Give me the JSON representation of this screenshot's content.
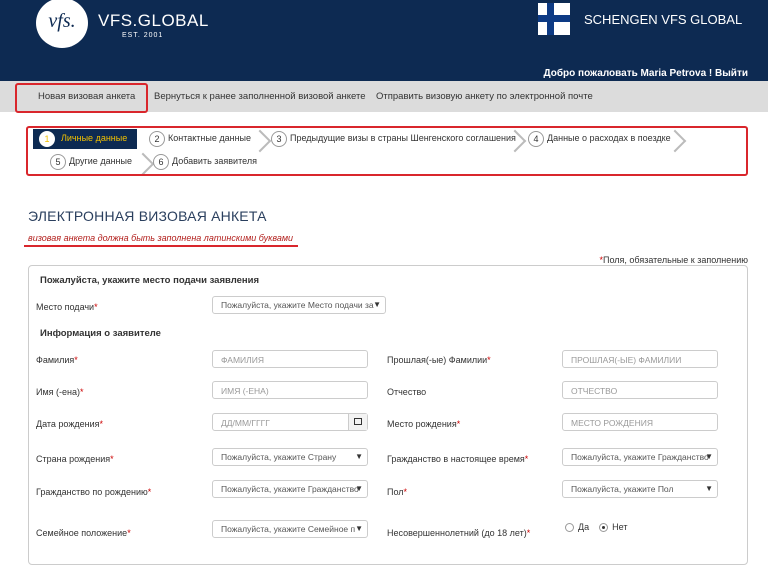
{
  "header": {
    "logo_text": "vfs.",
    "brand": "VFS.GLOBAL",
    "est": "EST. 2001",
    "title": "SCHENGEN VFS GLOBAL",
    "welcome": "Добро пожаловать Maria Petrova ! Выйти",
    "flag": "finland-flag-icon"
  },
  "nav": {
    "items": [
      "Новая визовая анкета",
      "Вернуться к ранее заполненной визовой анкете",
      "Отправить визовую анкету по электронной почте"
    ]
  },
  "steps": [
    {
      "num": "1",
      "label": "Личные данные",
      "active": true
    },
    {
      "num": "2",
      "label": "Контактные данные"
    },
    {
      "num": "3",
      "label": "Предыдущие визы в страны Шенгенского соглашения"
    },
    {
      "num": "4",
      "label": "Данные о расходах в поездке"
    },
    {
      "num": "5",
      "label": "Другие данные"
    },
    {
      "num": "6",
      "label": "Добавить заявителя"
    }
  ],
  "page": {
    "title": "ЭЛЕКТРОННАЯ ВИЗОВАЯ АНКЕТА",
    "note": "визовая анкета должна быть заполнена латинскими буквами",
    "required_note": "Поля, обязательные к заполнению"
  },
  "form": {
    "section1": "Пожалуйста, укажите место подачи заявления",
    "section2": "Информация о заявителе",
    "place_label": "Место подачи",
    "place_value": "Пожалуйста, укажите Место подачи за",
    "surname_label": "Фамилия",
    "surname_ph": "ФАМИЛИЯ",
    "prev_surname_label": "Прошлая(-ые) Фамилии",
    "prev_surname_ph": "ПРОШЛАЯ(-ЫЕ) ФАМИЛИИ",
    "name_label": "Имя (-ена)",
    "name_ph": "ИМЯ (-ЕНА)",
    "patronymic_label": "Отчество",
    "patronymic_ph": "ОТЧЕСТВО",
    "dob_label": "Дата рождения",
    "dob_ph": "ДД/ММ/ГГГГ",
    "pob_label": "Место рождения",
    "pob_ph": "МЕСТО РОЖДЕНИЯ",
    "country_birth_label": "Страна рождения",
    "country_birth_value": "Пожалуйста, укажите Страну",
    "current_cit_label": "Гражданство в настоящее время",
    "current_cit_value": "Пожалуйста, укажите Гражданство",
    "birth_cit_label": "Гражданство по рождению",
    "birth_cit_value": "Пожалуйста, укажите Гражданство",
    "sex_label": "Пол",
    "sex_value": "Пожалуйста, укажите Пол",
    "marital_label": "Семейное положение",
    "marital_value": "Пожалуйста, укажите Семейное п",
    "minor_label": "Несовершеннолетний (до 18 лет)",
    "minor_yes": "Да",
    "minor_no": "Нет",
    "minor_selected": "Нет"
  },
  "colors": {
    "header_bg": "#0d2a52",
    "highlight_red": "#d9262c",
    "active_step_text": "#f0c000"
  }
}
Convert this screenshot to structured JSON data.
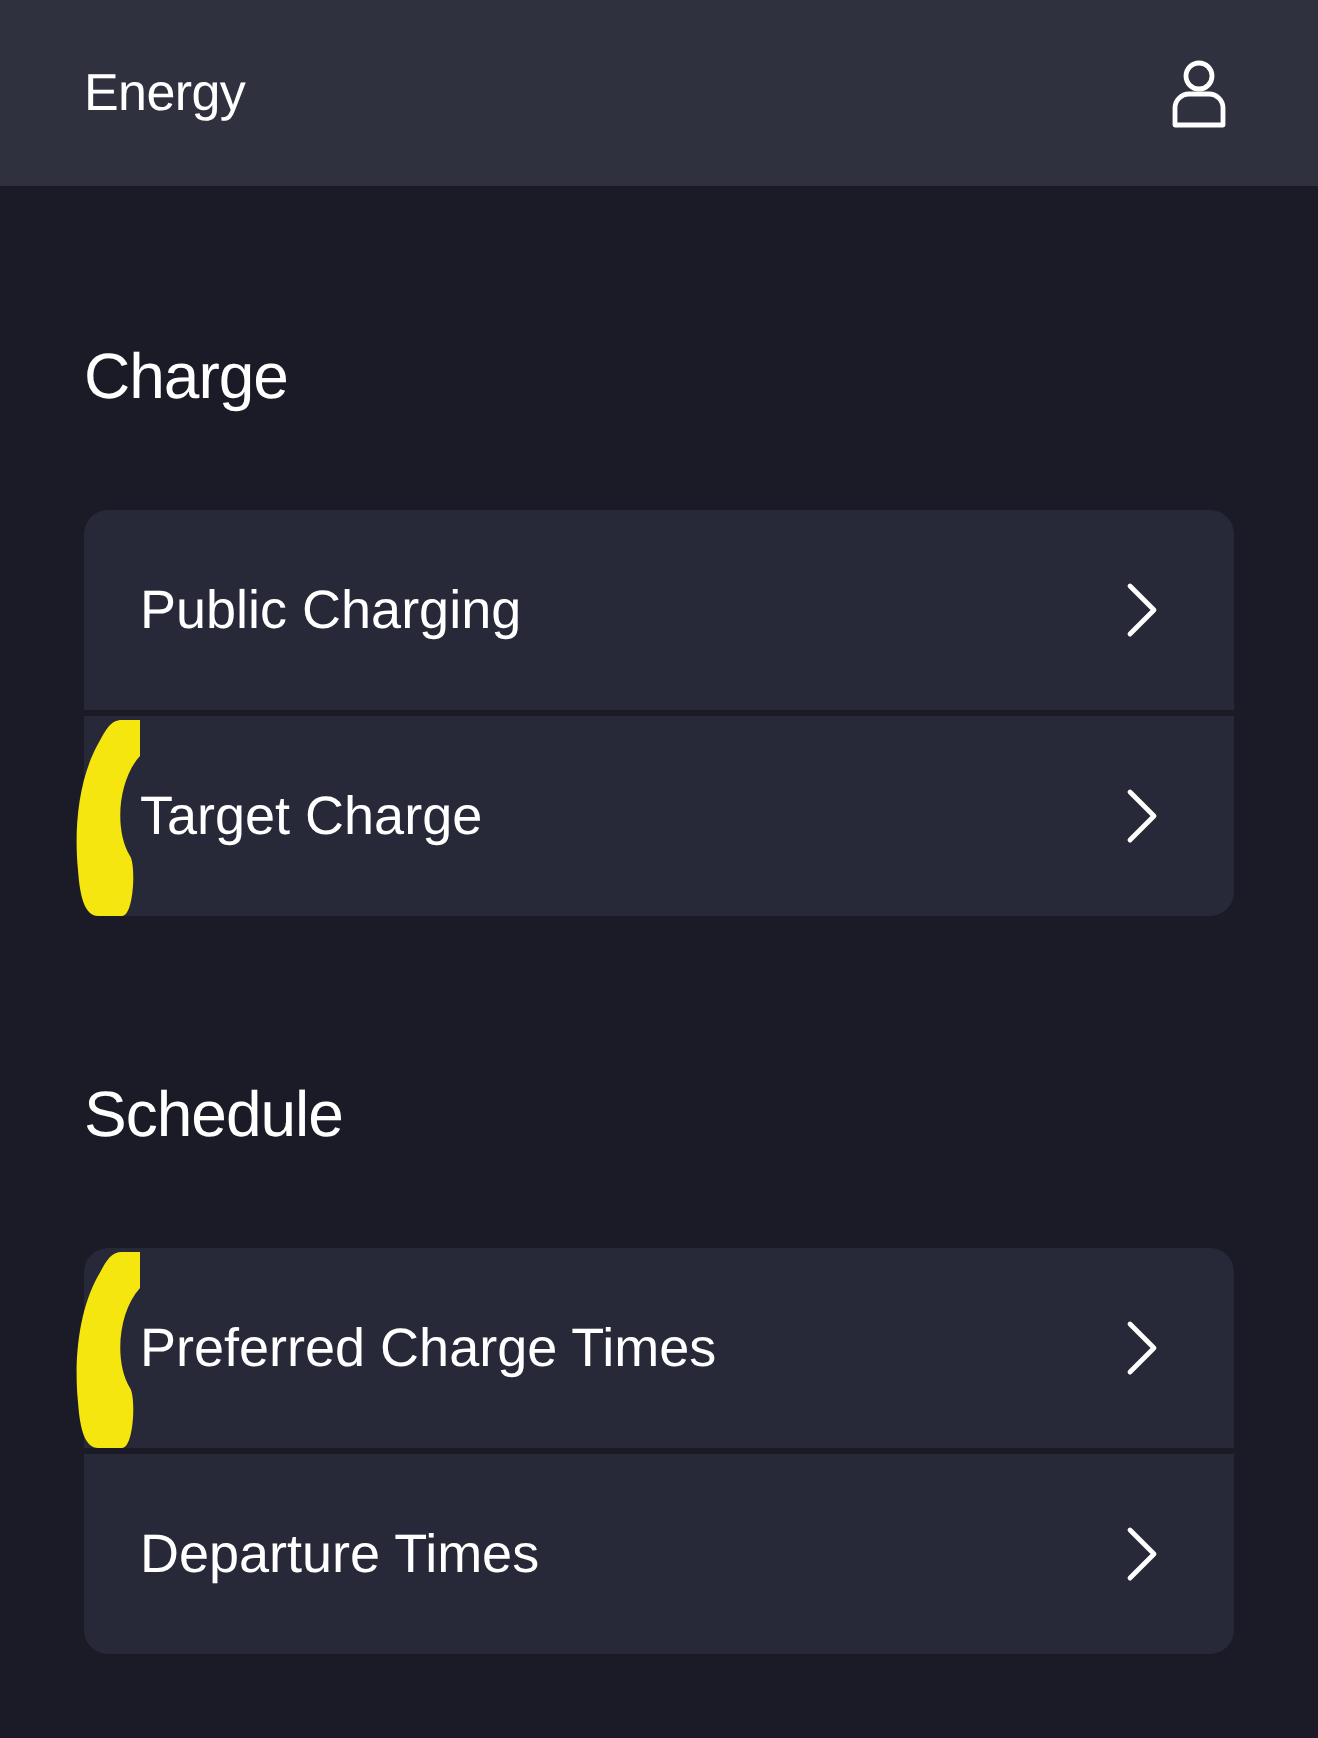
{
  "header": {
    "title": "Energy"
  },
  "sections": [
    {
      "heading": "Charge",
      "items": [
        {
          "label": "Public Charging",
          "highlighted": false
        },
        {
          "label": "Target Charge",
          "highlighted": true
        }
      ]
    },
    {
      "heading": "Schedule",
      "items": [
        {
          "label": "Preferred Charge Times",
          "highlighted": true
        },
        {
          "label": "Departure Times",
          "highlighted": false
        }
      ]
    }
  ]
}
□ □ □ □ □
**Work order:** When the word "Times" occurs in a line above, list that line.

**Answer for this exercise:**
          "label": "Preferred Charge Times",
          "label": "Departure Times",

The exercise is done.